  1. Know and appropriately flex your power style

The style and focus a leader should bring is always situational. Leadership agility involves deciding what will deliver the best results in any given situation and adapting one’s approach.

One set of choices exists between ‘power styles’.

The ‘Accommodating’ power style is space giving, humble, curious, empathetic and flexible. The ‘Assertive’ power style, in contrast, is directive, clear, focused, confident and vocal.

Both styles have their rightful place in the Agile environment, but a successful leader will understand which mode is needed and when and is flexible enough to move between the two.

To do this, leaders first need to be aware of their natural power style and observe when this serves the team well and when it does not. Remember, leadership agility calls for self-reflection and a readiness to learn. Successful leaders seek opportunities to practice extending their range so that they can fluidly and authentically move between them.

In the case of our client, her natural style was to offer her team expansive permissions and flexibility. But she realised she needed to set far more defined expectations if she wanted to get the best out of them and adjusted her style to provide greater direction.
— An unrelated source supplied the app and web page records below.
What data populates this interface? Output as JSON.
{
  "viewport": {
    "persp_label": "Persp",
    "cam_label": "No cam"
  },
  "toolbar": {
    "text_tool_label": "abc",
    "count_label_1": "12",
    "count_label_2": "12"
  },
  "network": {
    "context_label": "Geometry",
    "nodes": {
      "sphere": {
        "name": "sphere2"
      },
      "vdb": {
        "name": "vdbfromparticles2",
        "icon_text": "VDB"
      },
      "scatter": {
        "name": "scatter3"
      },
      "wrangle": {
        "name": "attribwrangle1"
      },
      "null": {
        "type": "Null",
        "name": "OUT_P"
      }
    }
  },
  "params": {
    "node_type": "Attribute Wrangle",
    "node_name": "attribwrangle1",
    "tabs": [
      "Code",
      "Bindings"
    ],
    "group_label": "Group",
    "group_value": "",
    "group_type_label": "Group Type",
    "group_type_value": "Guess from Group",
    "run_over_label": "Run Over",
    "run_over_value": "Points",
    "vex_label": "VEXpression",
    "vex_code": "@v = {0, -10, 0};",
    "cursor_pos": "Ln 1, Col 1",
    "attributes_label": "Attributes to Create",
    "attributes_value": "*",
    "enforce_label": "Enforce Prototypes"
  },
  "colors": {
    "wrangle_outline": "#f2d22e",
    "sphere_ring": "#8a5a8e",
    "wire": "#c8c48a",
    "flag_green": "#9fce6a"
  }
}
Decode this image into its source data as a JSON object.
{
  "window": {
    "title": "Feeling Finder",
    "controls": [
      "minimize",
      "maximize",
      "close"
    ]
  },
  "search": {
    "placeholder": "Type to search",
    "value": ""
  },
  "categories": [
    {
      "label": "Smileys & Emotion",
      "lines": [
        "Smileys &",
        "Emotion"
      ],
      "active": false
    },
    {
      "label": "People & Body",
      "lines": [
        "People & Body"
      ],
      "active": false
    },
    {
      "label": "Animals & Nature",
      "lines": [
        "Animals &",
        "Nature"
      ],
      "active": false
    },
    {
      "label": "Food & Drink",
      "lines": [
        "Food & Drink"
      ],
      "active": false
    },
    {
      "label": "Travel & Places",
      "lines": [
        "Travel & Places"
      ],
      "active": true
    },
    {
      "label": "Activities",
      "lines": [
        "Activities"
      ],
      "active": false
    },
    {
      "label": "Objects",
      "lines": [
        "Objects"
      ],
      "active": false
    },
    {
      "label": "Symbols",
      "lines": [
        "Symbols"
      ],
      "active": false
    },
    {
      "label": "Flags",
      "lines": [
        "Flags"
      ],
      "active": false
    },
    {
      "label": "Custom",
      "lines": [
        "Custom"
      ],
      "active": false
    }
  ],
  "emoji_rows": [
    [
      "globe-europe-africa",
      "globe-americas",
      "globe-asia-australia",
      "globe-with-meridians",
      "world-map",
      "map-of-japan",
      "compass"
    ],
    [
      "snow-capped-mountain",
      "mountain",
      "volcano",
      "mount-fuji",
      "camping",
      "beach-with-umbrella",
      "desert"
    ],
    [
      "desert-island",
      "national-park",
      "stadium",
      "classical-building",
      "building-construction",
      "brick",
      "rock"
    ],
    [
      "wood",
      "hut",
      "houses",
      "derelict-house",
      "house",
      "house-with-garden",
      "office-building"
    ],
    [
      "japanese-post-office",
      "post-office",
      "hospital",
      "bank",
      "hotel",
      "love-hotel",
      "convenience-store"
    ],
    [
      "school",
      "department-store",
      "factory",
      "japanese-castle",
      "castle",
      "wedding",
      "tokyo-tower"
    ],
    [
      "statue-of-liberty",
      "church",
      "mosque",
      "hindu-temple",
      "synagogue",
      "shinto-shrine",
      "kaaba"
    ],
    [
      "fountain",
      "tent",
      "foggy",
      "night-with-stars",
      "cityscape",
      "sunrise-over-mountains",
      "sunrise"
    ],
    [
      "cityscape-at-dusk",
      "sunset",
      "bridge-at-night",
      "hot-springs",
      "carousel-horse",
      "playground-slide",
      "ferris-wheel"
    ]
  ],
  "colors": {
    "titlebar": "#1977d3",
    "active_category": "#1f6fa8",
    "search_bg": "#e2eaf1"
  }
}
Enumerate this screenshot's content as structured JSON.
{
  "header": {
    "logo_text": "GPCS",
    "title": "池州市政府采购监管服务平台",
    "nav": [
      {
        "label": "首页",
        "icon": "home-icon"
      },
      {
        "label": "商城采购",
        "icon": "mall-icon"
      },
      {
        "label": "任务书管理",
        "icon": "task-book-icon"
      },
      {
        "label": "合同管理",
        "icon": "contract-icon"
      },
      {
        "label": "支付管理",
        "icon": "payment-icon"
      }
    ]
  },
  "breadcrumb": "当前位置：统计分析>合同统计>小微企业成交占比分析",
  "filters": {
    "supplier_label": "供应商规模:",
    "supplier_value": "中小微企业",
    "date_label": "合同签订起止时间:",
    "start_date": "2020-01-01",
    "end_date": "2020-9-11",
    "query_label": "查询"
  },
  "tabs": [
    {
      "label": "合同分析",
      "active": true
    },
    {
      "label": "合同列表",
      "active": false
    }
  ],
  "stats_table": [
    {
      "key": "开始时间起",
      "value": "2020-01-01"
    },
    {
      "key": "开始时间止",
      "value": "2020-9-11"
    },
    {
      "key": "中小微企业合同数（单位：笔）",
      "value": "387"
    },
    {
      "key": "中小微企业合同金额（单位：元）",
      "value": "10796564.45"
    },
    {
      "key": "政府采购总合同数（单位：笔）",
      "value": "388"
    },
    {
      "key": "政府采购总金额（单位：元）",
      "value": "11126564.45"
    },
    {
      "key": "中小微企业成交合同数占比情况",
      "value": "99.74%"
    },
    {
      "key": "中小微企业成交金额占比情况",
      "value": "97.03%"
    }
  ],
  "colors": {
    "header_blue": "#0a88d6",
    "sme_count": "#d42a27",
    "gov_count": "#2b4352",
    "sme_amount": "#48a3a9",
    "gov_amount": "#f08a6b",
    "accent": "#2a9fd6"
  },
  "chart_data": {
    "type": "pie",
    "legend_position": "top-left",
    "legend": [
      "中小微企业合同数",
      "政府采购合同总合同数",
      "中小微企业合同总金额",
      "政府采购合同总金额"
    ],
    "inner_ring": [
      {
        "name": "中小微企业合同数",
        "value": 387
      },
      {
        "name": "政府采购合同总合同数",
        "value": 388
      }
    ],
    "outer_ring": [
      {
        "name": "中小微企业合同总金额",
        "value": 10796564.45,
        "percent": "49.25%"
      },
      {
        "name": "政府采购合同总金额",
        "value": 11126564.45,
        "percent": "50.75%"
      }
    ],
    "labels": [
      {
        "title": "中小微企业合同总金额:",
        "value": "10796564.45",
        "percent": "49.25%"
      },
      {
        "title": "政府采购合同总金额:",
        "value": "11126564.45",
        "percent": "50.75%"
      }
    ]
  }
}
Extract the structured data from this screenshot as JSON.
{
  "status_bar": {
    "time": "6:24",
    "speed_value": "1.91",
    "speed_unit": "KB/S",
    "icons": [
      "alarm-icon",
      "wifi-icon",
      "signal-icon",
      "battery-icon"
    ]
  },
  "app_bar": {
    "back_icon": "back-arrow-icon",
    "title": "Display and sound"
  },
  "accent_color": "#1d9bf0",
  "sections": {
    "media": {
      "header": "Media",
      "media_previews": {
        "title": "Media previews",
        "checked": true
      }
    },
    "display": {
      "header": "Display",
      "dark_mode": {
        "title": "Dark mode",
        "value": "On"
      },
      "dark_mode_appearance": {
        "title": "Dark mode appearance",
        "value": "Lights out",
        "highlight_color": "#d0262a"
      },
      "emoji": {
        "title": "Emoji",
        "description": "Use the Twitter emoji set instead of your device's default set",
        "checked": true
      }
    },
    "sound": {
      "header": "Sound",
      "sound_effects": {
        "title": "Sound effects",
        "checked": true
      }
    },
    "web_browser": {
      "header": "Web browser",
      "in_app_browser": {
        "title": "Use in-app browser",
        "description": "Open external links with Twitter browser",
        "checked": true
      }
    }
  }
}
Self-reflection – the core attribute of an agile leader

These three learnings demonstrate the need for agile leaders to be prepared to pursue their own journey of personal growth. Their ability to honestly reflect upon and explore their own leadership values, mindset and style will pay dividends to their team’s future success, and ultimately to the success of the whole organisation in shifting towards greater agility in practice and culture.

Questions to ask yourself

  • How comfortable are you with giving away power?
  • How do you really feel about the concept of serving your team? What do you stand to lose?
  • What aspects of ‘leadership’ have you derived worth and identity from and how might this need to change?
  • Where would you position your own power style – are you more accommodating or assertive? Is this style always effective and, if not, what steps could you take to expand it?
  • What could you do to increase your ability to perform well as an agile leader?
  • Who can help you (it’s probably a big step to move away from what you’ve been trained to do for many years)?

Try this

Listen to The Agile Mentors’ podcast in which Greg Milner and Brad Swanson explore the concept of servant leadership and share ways to help you lead with compassion and empathy

 Related/further reading

If you are interested in this subject, you might find these articles useful: